** Opening Materials provided block **
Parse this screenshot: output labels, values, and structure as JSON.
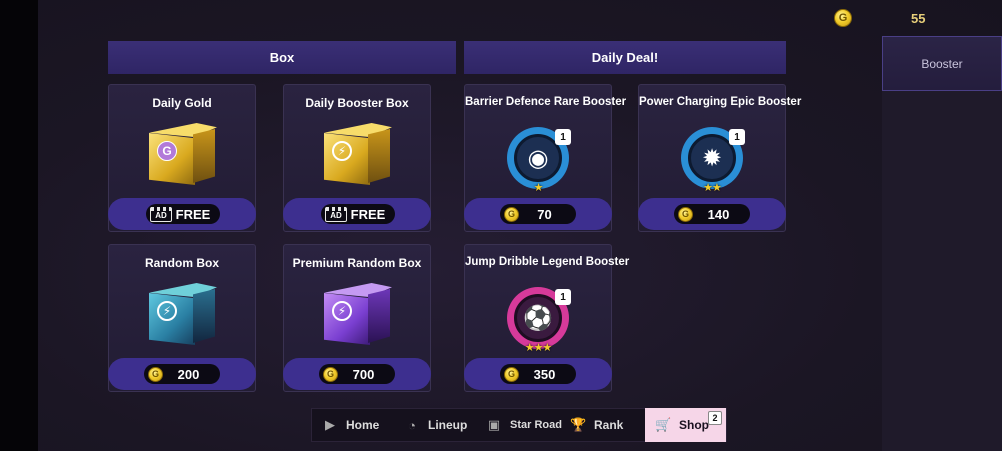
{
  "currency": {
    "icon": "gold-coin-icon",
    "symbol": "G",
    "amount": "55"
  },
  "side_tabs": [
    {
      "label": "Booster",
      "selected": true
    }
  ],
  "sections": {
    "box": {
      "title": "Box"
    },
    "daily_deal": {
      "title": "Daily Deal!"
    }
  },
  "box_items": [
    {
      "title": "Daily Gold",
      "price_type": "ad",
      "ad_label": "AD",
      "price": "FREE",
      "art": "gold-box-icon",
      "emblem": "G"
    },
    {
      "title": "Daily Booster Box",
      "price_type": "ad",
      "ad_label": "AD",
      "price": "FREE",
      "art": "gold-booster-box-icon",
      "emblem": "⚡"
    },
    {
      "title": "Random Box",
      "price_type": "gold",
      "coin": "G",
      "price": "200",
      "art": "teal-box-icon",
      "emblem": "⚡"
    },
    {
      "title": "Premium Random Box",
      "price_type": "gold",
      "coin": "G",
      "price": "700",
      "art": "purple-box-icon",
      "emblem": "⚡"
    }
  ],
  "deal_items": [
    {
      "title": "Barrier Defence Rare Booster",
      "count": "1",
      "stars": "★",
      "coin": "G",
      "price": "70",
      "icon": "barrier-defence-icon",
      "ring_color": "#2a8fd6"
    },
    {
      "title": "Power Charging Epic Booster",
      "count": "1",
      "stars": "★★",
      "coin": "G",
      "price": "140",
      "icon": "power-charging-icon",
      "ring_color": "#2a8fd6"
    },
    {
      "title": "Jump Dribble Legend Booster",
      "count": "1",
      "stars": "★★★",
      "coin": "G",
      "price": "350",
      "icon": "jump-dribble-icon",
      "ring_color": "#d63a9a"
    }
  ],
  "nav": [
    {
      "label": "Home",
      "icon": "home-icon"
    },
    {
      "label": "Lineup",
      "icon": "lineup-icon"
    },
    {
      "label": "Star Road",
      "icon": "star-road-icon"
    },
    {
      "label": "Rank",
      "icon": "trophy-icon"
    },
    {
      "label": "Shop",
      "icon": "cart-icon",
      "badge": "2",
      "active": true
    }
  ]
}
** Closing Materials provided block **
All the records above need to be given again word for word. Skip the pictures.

The completed task
Parse this screenshot: output labels, values, and structure as JSON.
{
  "currency": {
    "icon": "gold-coin-icon",
    "symbol": "G",
    "amount": "55"
  },
  "side_tabs": [
    {
      "label": "Booster",
      "selected": true
    }
  ],
  "sections": {
    "box": {
      "title": "Box"
    },
    "daily_deal": {
      "title": "Daily Deal!"
    }
  },
  "box_items": [
    {
      "title": "Daily Gold",
      "price_type": "ad",
      "ad_label": "AD",
      "price": "FREE",
      "art": "gold-box-icon",
      "emblem": "G"
    },
    {
      "title": "Daily Booster Box",
      "price_type": "ad",
      "ad_label": "AD",
      "price": "FREE",
      "art": "gold-booster-box-icon",
      "emblem": "⚡"
    },
    {
      "title": "Random Box",
      "price_type": "gold",
      "coin": "G",
      "price": "200",
      "art": "teal-box-icon",
      "emblem": "⚡"
    },
    {
      "title": "Premium Random Box",
      "price_type": "gold",
      "coin": "G",
      "price": "700",
      "art": "purple-box-icon",
      "emblem": "⚡"
    }
  ],
  "deal_items": [
    {
      "title": "Barrier Defence Rare Booster",
      "count": "1",
      "stars": "★",
      "coin": "G",
      "price": "70",
      "icon": "barrier-defence-icon",
      "ring_color": "#2a8fd6"
    },
    {
      "title": "Power Charging Epic Booster",
      "count": "1",
      "stars": "★★",
      "coin": "G",
      "price": "140",
      "icon": "power-charging-icon",
      "ring_color": "#2a8fd6"
    },
    {
      "title": "Jump Dribble Legend Booster",
      "count": "1",
      "stars": "★★★",
      "coin": "G",
      "price": "350",
      "icon": "jump-dribble-icon",
      "ring_color": "#d63a9a"
    }
  ],
  "nav": [
    {
      "label": "Home",
      "icon": "home-icon"
    },
    {
      "label": "Lineup",
      "icon": "lineup-icon"
    },
    {
      "label": "Star Road",
      "icon": "star-road-icon"
    },
    {
      "label": "Rank",
      "icon": "trophy-icon"
    },
    {
      "label": "Shop",
      "icon": "cart-icon",
      "badge": "2",
      "active": true
    }
  ]
}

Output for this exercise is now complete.